catherine said...

The recent moves by the Liberals, a very substantial compromise on Afghanistan, making sure the crime bill (barely) passed Senate, saying they will make sure the government doesn't fall on the budget, do really seem out of sync with Dion's personal views, which are noticeably on the left of the Liberal party.

However, the timing of this leak of the Cadman bribery affair has me wondering whether the Liberals perhaps really do have a strategy. If they can expose Harper as an unethical leader (and there are a number of possibilites available, the Cadman affair just being the latest) then they really have a chance of nailing Harper at the polls, particularly since his own campaign to date is based on his "leadership".

But, who knows? The Liberals might have a plan or they might be in disarray and simply shifting about as they try to dodge Harper's moves.

I do hope someone other than Harper has a plan though, because I can see that getting rid of Harper is not an easy task. Mike Harris in Ontario and Bush in the US were both re-elected and I think it could easily happen with Harper without some opposition party very cleverly strategizing on how to make sure that doesn't happen. I guess we will see.

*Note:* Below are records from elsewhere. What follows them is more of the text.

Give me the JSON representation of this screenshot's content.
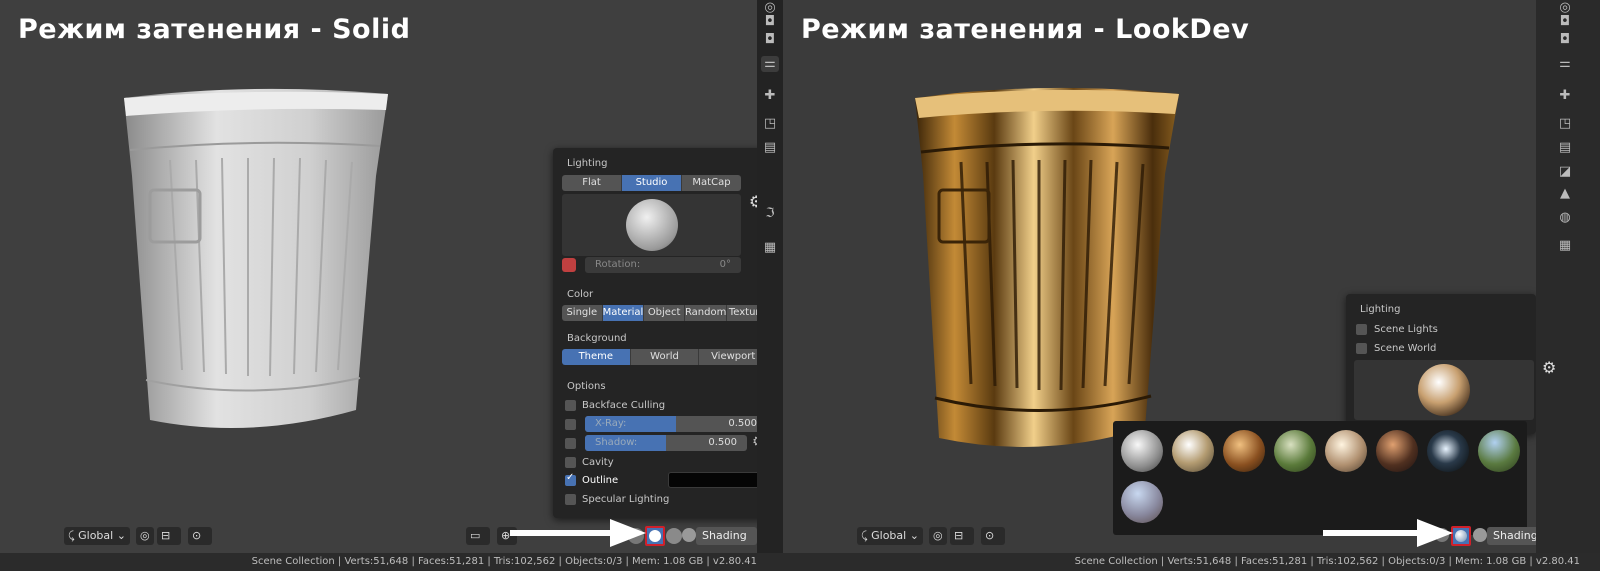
{
  "left": {
    "title": "Режим затенения - Solid",
    "header": {
      "orientation": "Global",
      "shading_label": "Shading"
    },
    "popup": {
      "lighting_label": "Lighting",
      "lighting_options": [
        "Flat",
        "Studio",
        "MatCap"
      ],
      "lighting_selected": "Studio",
      "rotation_label": "Rotation:",
      "rotation_value": "0°",
      "color_label": "Color",
      "color_options": [
        "Single",
        "Material",
        "Object",
        "Random",
        "Texture"
      ],
      "color_selected": "Material",
      "background_label": "Background",
      "background_options": [
        "Theme",
        "World",
        "Viewport"
      ],
      "background_selected": "Theme",
      "options_label": "Options",
      "backface_culling": "Backface Culling",
      "xray_label": "X-Ray:",
      "xray_value": "0.500",
      "shadow_label": "Shadow:",
      "shadow_value": "0.500",
      "cavity": "Cavity",
      "outline": "Outline",
      "specular": "Specular Lighting"
    },
    "status": "Scene Collection | Verts:51,648 | Faces:51,281 | Tris:102,562 | Objects:0/3 | Mem: 1.08 GB | v2.80.41"
  },
  "right": {
    "title": "Режим затенения - LookDev",
    "header": {
      "orientation": "Global",
      "shading_label": "Shading"
    },
    "popup": {
      "lighting_label": "Lighting",
      "scene_lights": "Scene Lights",
      "scene_world": "Scene World"
    },
    "status": "Scene Collection | Verts:51,648 | Faces:51,281 | Tris:102,562 | Objects:0/3 | Mem: 1.08 GB | v2.80.41"
  },
  "colors": {
    "accent": "#4772b3",
    "highlight_border": "#d0202a",
    "gold": "#b8862e"
  }
}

TheIronist said...

It's time once and for all to put an end to all the silliness of how it's the NDP's responsibility to cobble together a left-umbrella coalition with the Liberals and the Greens now that the Libs themselves have joined in a right wing coalition with the Conservative Party.

By the way, before a certain blogger launches into his repetitive "Nader says there's no difference" schtick (goodness, I wish he'd learn a new one), I do understand that there are differences between the Liberals and the Conservatives. But I also understand that the only differences that matter are the ones that find their way into action. Whatever Dion's private opinions may be, if he refuses to act on them when he has every opportunity to do so, then those opinions account for very little.

So, if the result of Liberal actions is a de facto Lib-Con Coalition, then a Lib-Con Coalition it is. And that's pretty much that.

Deanna said...

Happy election day! Good luck!

Renegade Eye said...

I found this blog plugged at Greenman's.

In the US, we don't have anything like the NDP. The Democratic Party is the other side of the same coin as the Republicans.

Idealistic Pragmatist said...

Renegade Eye,

I'm afraid I don't know Greenman's. I assume it's a U.S. political blog? Do you have a link?

And as for the U.S. not having anything like the NDP,'ve put your finger on the main reason I no longer live there!